BEGIN

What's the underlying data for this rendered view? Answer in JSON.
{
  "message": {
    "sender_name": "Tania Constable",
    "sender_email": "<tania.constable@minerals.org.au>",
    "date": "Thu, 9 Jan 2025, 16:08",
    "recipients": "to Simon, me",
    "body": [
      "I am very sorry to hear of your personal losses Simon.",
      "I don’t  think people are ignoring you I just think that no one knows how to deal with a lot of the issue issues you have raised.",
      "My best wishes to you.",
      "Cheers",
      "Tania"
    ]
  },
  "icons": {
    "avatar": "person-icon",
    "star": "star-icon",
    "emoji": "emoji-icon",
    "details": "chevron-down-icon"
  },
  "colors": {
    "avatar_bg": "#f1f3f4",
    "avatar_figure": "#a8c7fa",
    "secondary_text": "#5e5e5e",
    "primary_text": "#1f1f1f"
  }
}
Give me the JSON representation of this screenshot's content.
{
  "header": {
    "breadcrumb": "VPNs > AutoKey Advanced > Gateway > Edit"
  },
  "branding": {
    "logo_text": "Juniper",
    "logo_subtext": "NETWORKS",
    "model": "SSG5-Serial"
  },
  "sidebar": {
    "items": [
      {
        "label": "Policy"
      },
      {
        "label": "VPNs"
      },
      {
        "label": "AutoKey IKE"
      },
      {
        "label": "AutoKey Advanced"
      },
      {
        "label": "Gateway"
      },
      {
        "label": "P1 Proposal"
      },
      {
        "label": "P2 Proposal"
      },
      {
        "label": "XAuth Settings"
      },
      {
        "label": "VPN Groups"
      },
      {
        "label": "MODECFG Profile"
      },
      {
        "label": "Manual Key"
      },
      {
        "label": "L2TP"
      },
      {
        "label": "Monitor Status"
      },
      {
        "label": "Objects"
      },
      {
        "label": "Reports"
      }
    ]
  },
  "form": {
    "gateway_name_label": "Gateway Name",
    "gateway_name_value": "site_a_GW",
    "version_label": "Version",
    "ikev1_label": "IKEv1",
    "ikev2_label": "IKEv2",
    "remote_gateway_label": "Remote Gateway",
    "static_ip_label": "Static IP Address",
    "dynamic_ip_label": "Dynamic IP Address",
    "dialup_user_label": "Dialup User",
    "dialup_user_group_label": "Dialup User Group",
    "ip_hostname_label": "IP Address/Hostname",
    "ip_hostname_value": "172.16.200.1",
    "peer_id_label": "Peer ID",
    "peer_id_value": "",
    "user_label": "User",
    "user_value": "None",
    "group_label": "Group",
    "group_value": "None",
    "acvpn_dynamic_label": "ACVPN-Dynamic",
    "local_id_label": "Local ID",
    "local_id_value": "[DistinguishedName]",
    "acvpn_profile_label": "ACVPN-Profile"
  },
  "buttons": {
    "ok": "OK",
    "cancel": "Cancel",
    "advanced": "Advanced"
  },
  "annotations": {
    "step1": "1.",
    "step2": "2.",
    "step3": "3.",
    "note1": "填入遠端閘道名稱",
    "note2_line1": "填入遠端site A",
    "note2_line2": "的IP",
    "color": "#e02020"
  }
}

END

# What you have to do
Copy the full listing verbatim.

# Response for this exercise
What's the underlying data for this rendered view? Answer in JSON.
{
  "message": {
    "sender_name": "Tania Constable",
    "sender_email": "<tania.constable@minerals.org.au>",
    "date": "Thu, 9 Jan 2025, 16:08",
    "recipients": "to Simon, me",
    "body": [
      "I am very sorry to hear of your personal losses Simon.",
      "I don’t  think people are ignoring you I just think that no one knows how to deal with a lot of the issue issues you have raised.",
      "My best wishes to you.",
      "Cheers",
      "Tania"
    ]
  },
  "icons": {
    "avatar": "person-icon",
    "star": "star-icon",
    "emoji": "emoji-icon",
    "details": "chevron-down-icon"
  },
  "colors": {
    "avatar_bg": "#f1f3f4",
    "avatar_figure": "#a8c7fa",
    "secondary_text": "#5e5e5e",
    "primary_text": "#1f1f1f"
  }
}
Give me the JSON representation of this screenshot's content.
{
  "header": {
    "breadcrumb": "VPNs > AutoKey Advanced > Gateway > Edit"
  },
  "branding": {
    "logo_text": "Juniper",
    "logo_subtext": "NETWORKS",
    "model": "SSG5-Serial"
  },
  "sidebar": {
    "items": [
      {
        "label": "Policy"
      },
      {
        "label": "VPNs"
      },
      {
        "label": "AutoKey IKE"
      },
      {
        "label": "AutoKey Advanced"
      },
      {
        "label": "Gateway"
      },
      {
        "label": "P1 Proposal"
      },
      {
        "label": "P2 Proposal"
      },
      {
        "label": "XAuth Settings"
      },
      {
        "label": "VPN Groups"
      },
      {
        "label": "MODECFG Profile"
      },
      {
        "label": "Manual Key"
      },
      {
        "label": "L2TP"
      },
      {
        "label": "Monitor Status"
      },
      {
        "label": "Objects"
      },
      {
        "label": "Reports"
      }
    ]
  },
  "form": {
    "gateway_name_label": "Gateway Name",
    "gateway_name_value": "site_a_GW",
    "version_label": "Version",
    "ikev1_label": "IKEv1",
    "ikev2_label": "IKEv2",
    "remote_gateway_label": "Remote Gateway",
    "static_ip_label": "Static IP Address",
    "dynamic_ip_label": "Dynamic IP Address",
    "dialup_user_label": "Dialup User",
    "dialup_user_group_label": "Dialup User Group",
    "ip_hostname_label": "IP Address/Hostname",
    "ip_hostname_value": "172.16.200.1",
    "peer_id_label": "Peer ID",
    "peer_id_value": "",
    "user_label": "User",
    "user_value": "None",
    "group_label": "Group",
    "group_value": "None",
    "acvpn_dynamic_label": "ACVPN-Dynamic",
    "local_id_label": "Local ID",
    "local_id_value": "[DistinguishedName]",
    "acvpn_profile_label": "ACVPN-Profile"
  },
  "buttons": {
    "ok": "OK",
    "cancel": "Cancel",
    "advanced": "Advanced"
  },
  "annotations": {
    "step1": "1.",
    "step2": "2.",
    "step3": "3.",
    "note1": "填入遠端閘道名稱",
    "note2_line1": "填入遠端site A",
    "note2_line2": "的IP",
    "color": "#e02020"
  }
}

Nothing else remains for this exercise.